  37. B. Software Architecture - 12 Platform A platform is a set of subsystems and technologies Provides a coherent set of functionality through • Interfaces • Usage patterns Any application supported by that platform can use without concern for the details of how the functionality provided by the platform is implemented Examples: • J2EE • Microsoft Windows • Linux Module III. Software Design

  38. B. Software Architecture - 13 Platform Independence • Quality of a model • Not specific for a particular platform • Able to be implemented on any number of platforms, as appropriate CORBA J2EE A platform independent distributed messaging model could be implemented, for example, on either CORBA or J2EE Module III. Software Design

  39. B. Software Architecture - 14 Computation Independent Model (CIM) • View of the system independent of the system structure • Also known as a domain model • Terminology familiar to those in the application’s domain • Bridges the gap between domain experts and design experts • Facilitates clear specification of the problem domain VS. Module III. Software Design

  40. B. Software Architecture - 15 Platform Independent Model (PIM) • More specific than a Computational Independent Model • Less specific that a Platform Dependent Model • Details of the implementation on a particular platform are omitted • Could be implemented on multiple platforms VS. Module III. Software Design

  41. B. Software Architecture - 16 • Platform Specific Model (PSM) • More specific than a Platform Independent Model • Details of the implementation on a particular platform are provided • An implementation on a specific platform VS. Module III. Software Design

  42. B. Software Architecture - 17 Model Transformation Process by which one model is converted to another model in the same system Software examples: Computation Independent Model to a Platform Independent Model Platform Independent Model to a Platform Specific Model Analysis model to a design model An implementation model to a deployment model Module III. Software Design

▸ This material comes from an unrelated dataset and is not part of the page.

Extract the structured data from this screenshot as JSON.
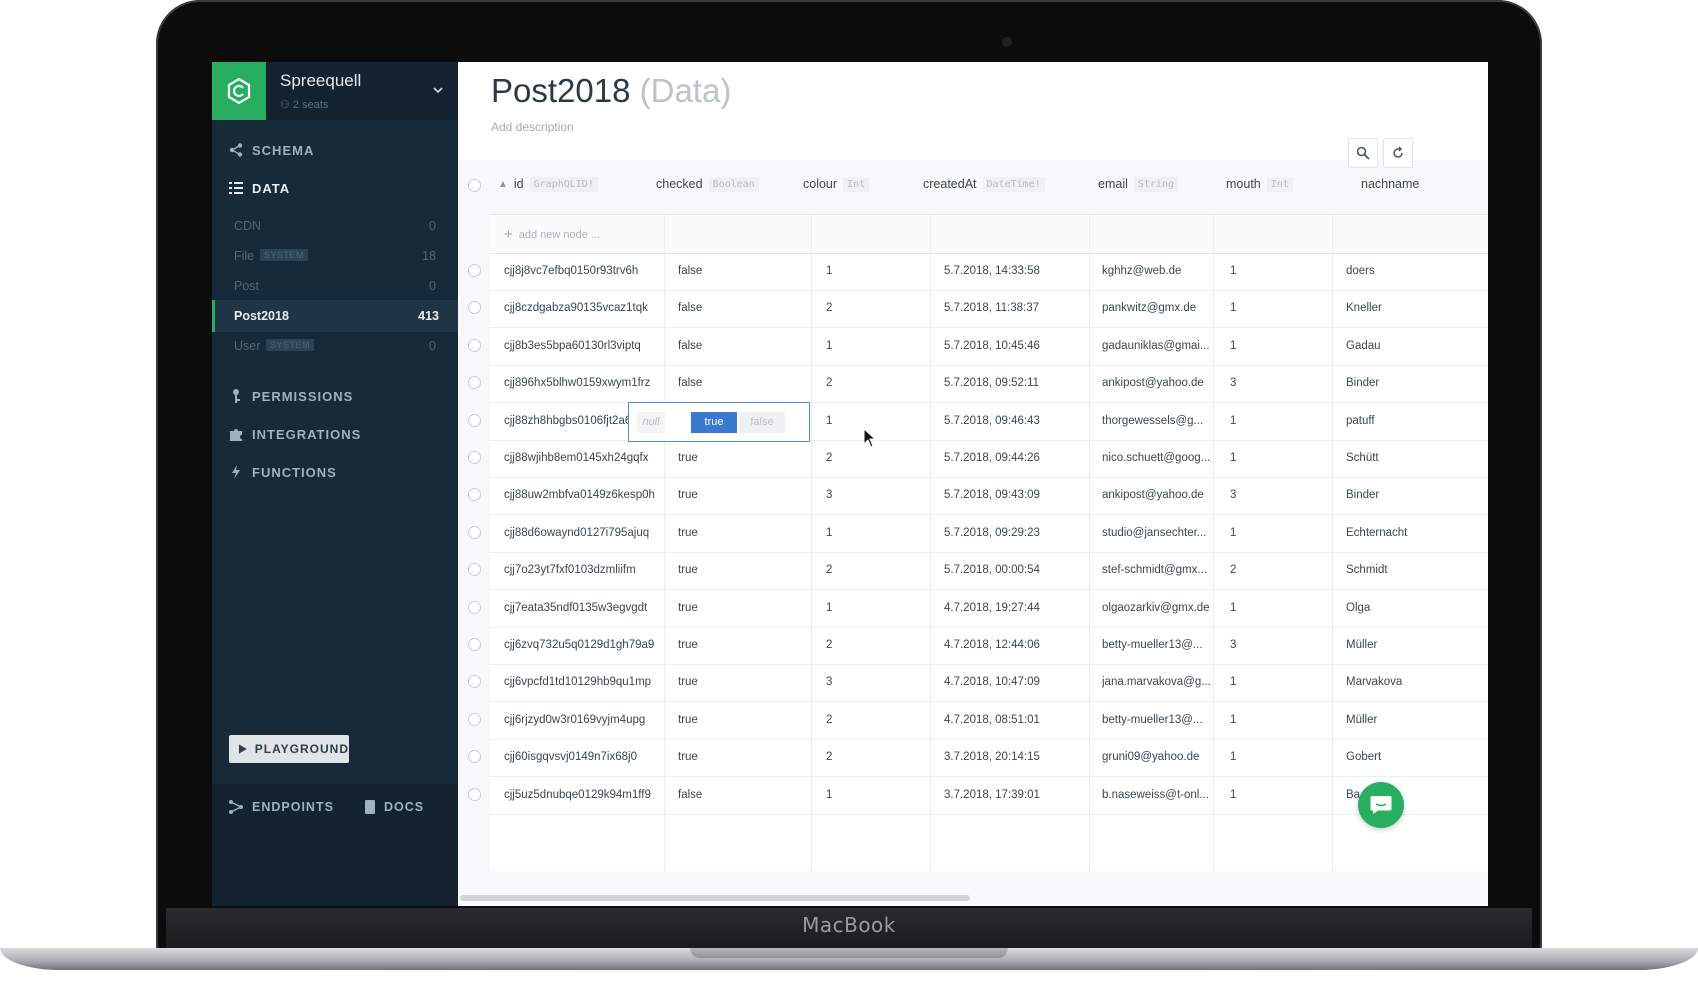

  43. B. Software Architecture - 18 MDA prescribes a series of model transformations CIM to PIM to PSM CIM PIM PSM Use Cases Analysis Classes Enterprise Java Beans Module III. Software Design

  44. B. Software Architecture - 19 Manual vs. Automatic Transformations • Manual transformations are the traditional approach • Design decisions are made • Design is implemented • Low automation in most cases • Component-based development is an improvement • Canned, off-the-shelf middleware is common today • IBM Websphere • Microsoft .NET • Application frameworks are also available • Struts • Java Server Faces • Some tools available today can automate transformations • Generate executable applications via the PIM • E.g. Rational Rose Technical Developer, Telelogic TAU Module III. Software Design

  45. B. References [LB98] Bass, Len et al, p. 298, Software Architecture in Practice, Addison-Wesley, Boston, 1998. [OG03] Object Management Group, Model Driven Architecture Guide, v1.0.1,http://www.omg.org/mda, July 12, 2003 [RS04] IBM Corporation, 2004, The Rational Unified Process v2003.06.13 Module III. Software Design

  46. B. Quiz - 1 Architecture design deals with components and a) their interfaces b) class structures c) their relationships 1) a 2) a & b 3) a & c 4) b & c Module III. Software Design

  47. B. Quiz - 2 Model Driven Architecture is an approach to specifying architecture that uses: a) Platform independent models b) Platform specific models c) Computation independent viewpoints d) Model transformations • a & b • a, b, & d • d • all of the above Module III. Software Design

  48. B. Quiz – 3 A use case model is an example of a: • Computational independent model • Platform independent model • Platform specific model • a • b • c Module III. Software Design

  49. B. Quiz – 4 An architect is concerned about the system’s: a.) quality b.) usability c.) performance d.) maintainability 1.) all of the above 2.) a & d 3.) b, c & d 4.) c & d Module III. Software Design

  50. B. Quiz - 5 It is the responsibility of the architect to ensure the component interfaces are used in the manner intended. 1.) True 2.) False Module III. Software Design